_EXERCISE_.
All of the lines below should be copied word for word.

_DATASET ENTRIES_.
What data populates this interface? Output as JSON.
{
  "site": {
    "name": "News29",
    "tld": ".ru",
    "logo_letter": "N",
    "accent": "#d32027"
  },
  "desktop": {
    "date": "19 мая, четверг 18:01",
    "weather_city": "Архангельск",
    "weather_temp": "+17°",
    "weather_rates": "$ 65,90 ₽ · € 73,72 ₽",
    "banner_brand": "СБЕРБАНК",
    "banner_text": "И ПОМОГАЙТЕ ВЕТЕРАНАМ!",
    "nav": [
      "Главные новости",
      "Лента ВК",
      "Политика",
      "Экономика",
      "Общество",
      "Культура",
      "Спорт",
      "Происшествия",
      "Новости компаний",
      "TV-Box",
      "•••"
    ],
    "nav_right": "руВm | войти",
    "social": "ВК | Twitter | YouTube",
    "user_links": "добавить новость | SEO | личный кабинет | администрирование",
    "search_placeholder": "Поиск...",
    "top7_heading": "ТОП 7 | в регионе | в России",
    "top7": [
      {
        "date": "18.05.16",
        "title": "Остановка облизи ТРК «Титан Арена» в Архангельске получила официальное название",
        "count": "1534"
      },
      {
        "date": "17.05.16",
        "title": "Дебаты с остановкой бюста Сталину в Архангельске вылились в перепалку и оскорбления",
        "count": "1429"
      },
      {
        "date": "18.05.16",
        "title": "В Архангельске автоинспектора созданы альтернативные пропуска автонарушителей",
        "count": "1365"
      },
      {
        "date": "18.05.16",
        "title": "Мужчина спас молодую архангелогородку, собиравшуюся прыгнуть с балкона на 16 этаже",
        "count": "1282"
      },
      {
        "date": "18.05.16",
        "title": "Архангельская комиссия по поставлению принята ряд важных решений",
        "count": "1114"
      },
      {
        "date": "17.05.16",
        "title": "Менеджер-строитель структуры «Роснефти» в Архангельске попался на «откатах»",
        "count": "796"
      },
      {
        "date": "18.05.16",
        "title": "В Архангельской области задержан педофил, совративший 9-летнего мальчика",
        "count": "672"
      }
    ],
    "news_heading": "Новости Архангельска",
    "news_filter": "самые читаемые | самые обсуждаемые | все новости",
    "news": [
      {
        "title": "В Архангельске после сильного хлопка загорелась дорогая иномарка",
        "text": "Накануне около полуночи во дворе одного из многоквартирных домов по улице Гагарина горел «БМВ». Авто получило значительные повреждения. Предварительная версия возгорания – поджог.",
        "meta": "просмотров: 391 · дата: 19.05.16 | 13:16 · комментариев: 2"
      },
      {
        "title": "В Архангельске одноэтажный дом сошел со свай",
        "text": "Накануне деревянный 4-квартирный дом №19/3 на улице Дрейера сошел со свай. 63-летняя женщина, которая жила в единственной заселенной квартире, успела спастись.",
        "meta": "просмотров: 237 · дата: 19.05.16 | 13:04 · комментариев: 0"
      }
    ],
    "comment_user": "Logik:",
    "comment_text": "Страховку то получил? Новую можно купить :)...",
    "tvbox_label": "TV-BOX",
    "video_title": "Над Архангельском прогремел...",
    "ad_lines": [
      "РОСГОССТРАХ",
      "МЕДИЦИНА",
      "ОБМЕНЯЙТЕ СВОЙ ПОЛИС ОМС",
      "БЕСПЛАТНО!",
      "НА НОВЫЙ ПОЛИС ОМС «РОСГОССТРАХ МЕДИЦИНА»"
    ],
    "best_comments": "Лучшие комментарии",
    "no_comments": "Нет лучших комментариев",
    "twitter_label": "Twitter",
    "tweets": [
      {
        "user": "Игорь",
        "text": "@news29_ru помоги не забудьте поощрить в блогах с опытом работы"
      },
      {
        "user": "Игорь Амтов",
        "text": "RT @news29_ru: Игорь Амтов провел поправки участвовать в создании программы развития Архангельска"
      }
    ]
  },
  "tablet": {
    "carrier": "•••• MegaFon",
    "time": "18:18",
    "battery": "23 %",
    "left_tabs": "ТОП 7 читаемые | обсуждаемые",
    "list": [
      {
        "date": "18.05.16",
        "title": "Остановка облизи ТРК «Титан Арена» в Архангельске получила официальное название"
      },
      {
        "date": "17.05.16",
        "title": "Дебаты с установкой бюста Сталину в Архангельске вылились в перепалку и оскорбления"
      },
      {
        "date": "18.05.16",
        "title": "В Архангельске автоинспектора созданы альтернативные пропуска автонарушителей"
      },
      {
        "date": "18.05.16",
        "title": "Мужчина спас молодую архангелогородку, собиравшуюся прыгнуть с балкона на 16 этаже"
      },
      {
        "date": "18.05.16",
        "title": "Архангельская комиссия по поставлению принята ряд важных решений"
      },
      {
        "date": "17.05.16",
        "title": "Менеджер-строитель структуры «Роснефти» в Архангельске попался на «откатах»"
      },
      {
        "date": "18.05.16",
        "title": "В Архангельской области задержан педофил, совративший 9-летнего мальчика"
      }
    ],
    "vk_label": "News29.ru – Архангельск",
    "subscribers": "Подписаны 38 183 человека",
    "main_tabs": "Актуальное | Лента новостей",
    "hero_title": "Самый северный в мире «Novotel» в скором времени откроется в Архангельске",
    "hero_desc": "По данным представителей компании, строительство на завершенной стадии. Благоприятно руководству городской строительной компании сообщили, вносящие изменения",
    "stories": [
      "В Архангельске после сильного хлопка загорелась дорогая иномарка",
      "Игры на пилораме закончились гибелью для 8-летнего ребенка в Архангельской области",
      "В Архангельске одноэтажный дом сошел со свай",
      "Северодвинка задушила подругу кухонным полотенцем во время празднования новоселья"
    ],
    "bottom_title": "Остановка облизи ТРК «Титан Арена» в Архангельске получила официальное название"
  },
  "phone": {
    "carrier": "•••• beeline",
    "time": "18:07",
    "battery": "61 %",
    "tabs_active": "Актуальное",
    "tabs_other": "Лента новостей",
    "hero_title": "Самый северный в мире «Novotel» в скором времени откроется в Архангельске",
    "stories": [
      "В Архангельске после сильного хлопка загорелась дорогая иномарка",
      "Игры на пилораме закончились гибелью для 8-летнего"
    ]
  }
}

_EXERCISE OUTPUT_.
What data populates this interface? Output as JSON.
{
  "site": {
    "name": "News29",
    "tld": ".ru",
    "logo_letter": "N",
    "accent": "#d32027"
  },
  "desktop": {
    "date": "19 мая, четверг 18:01",
    "weather_city": "Архангельск",
    "weather_temp": "+17°",
    "weather_rates": "$ 65,90 ₽ · € 73,72 ₽",
    "banner_brand": "СБЕРБАНК",
    "banner_text": "И ПОМОГАЙТЕ ВЕТЕРАНАМ!",
    "nav": [
      "Главные новости",
      "Лента ВК",
      "Политика",
      "Экономика",
      "Общество",
      "Культура",
      "Спорт",
      "Происшествия",
      "Новости компаний",
      "TV-Box",
      "•••"
    ],
    "nav_right": "руВm | войти",
    "social": "ВК | Twitter | YouTube",
    "user_links": "добавить новость | SEO | личный кабинет | администрирование",
    "search_placeholder": "Поиск...",
    "top7_heading": "ТОП 7 | в регионе | в России",
    "top7": [
      {
        "date": "18.05.16",
        "title": "Остановка облизи ТРК «Титан Арена» в Архангельске получила официальное название",
        "count": "1534"
      },
      {
        "date": "17.05.16",
        "title": "Дебаты с остановкой бюста Сталину в Архангельске вылились в перепалку и оскорбления",
        "count": "1429"
      },
      {
        "date": "18.05.16",
        "title": "В Архангельске автоинспектора созданы альтернативные пропуска автонарушителей",
        "count": "1365"
      },
      {
        "date": "18.05.16",
        "title": "Мужчина спас молодую архангелогородку, собиравшуюся прыгнуть с балкона на 16 этаже",
        "count": "1282"
      },
      {
        "date": "18.05.16",
        "title": "Архангельская комиссия по поставлению принята ряд важных решений",
        "count": "1114"
      },
      {
        "date": "17.05.16",
        "title": "Менеджер-строитель структуры «Роснефти» в Архангельске попался на «откатах»",
        "count": "796"
      },
      {
        "date": "18.05.16",
        "title": "В Архангельской области задержан педофил, совративший 9-летнего мальчика",
        "count": "672"
      }
    ],
    "news_heading": "Новости Архангельска",
    "news_filter": "самые читаемые | самые обсуждаемые | все новости",
    "news": [
      {
        "title": "В Архангельске после сильного хлопка загорелась дорогая иномарка",
        "text": "Накануне около полуночи во дворе одного из многоквартирных домов по улице Гагарина горел «БМВ». Авто получило значительные повреждения. Предварительная версия возгорания – поджог.",
        "meta": "просмотров: 391 · дата: 19.05.16 | 13:16 · комментариев: 2"
      },
      {
        "title": "В Архангельске одноэтажный дом сошел со свай",
        "text": "Накануне деревянный 4-квартирный дом №19/3 на улице Дрейера сошел со свай. 63-летняя женщина, которая жила в единственной заселенной квартире, успела спастись.",
        "meta": "просмотров: 237 · дата: 19.05.16 | 13:04 · комментариев: 0"
      }
    ],
    "comment_user": "Logik:",
    "comment_text": "Страховку то получил? Новую можно купить :)...",
    "tvbox_label": "TV-BOX",
    "video_title": "Над Архангельском прогремел...",
    "ad_lines": [
      "РОСГОССТРАХ",
      "МЕДИЦИНА",
      "ОБМЕНЯЙТЕ СВОЙ ПОЛИС ОМС",
      "БЕСПЛАТНО!",
      "НА НОВЫЙ ПОЛИС ОМС «РОСГОССТРАХ МЕДИЦИНА»"
    ],
    "best_comments": "Лучшие комментарии",
    "no_comments": "Нет лучших комментариев",
    "twitter_label": "Twitter",
    "tweets": [
      {
        "user": "Игорь",
        "text": "@news29_ru помоги не забудьте поощрить в блогах с опытом работы"
      },
      {
        "user": "Игорь Амтов",
        "text": "RT @news29_ru: Игорь Амтов провел поправки участвовать в создании программы развития Архангельска"
      }
    ]
  },
  "tablet": {
    "carrier": "•••• MegaFon",
    "time": "18:18",
    "battery": "23 %",
    "left_tabs": "ТОП 7 читаемые | обсуждаемые",
    "list": [
      {
        "date": "18.05.16",
        "title": "Остановка облизи ТРК «Титан Арена» в Архангельске получила официальное название"
      },
      {
        "date": "17.05.16",
        "title": "Дебаты с установкой бюста Сталину в Архангельске вылились в перепалку и оскорбления"
      },
      {
        "date": "18.05.16",
        "title": "В Архангельске автоинспектора созданы альтернативные пропуска автонарушителей"
      },
      {
        "date": "18.05.16",
        "title": "Мужчина спас молодую архангелогородку, собиравшуюся прыгнуть с балкона на 16 этаже"
      },
      {
        "date": "18.05.16",
        "title": "Архангельская комиссия по поставлению принята ряд важных решений"
      },
      {
        "date": "17.05.16",
        "title": "Менеджер-строитель структуры «Роснефти» в Архангельске попался на «откатах»"
      },
      {
        "date": "18.05.16",
        "title": "В Архангельской области задержан педофил, совративший 9-летнего мальчика"
      }
    ],
    "vk_label": "News29.ru – Архангельск",
    "subscribers": "Подписаны 38 183 человека",
    "main_tabs": "Актуальное | Лента новостей",
    "hero_title": "Самый северный в мире «Novotel» в скором времени откроется в Архангельске",
    "hero_desc": "По данным представителей компании, строительство на завершенной стадии. Благоприятно руководству городской строительной компании сообщили, вносящие изменения",
    "stories": [
      "В Архангельске после сильного хлопка загорелась дорогая иномарка",
      "Игры на пилораме закончились гибелью для 8-летнего ребенка в Архангельской области",
      "В Архангельске одноэтажный дом сошел со свай",
      "Северодвинка задушила подругу кухонным полотенцем во время празднования новоселья"
    ],
    "bottom_title": "Остановка облизи ТРК «Титан Арена» в Архангельске получила официальное название"
  },
  "phone": {
    "carrier": "•••• beeline",
    "time": "18:07",
    "battery": "61 %",
    "tabs_active": "Актуальное",
    "tabs_other": "Лента новостей",
    "hero_title": "Самый северный в мире «Novotel» в скором времени откроется в Архангельске",
    "stories": [
      "В Архангельске после сильного хлопка загорелась дорогая иномарка",
      "Игры на пилораме закончились гибелью для 8-летнего"
    ]
  }
}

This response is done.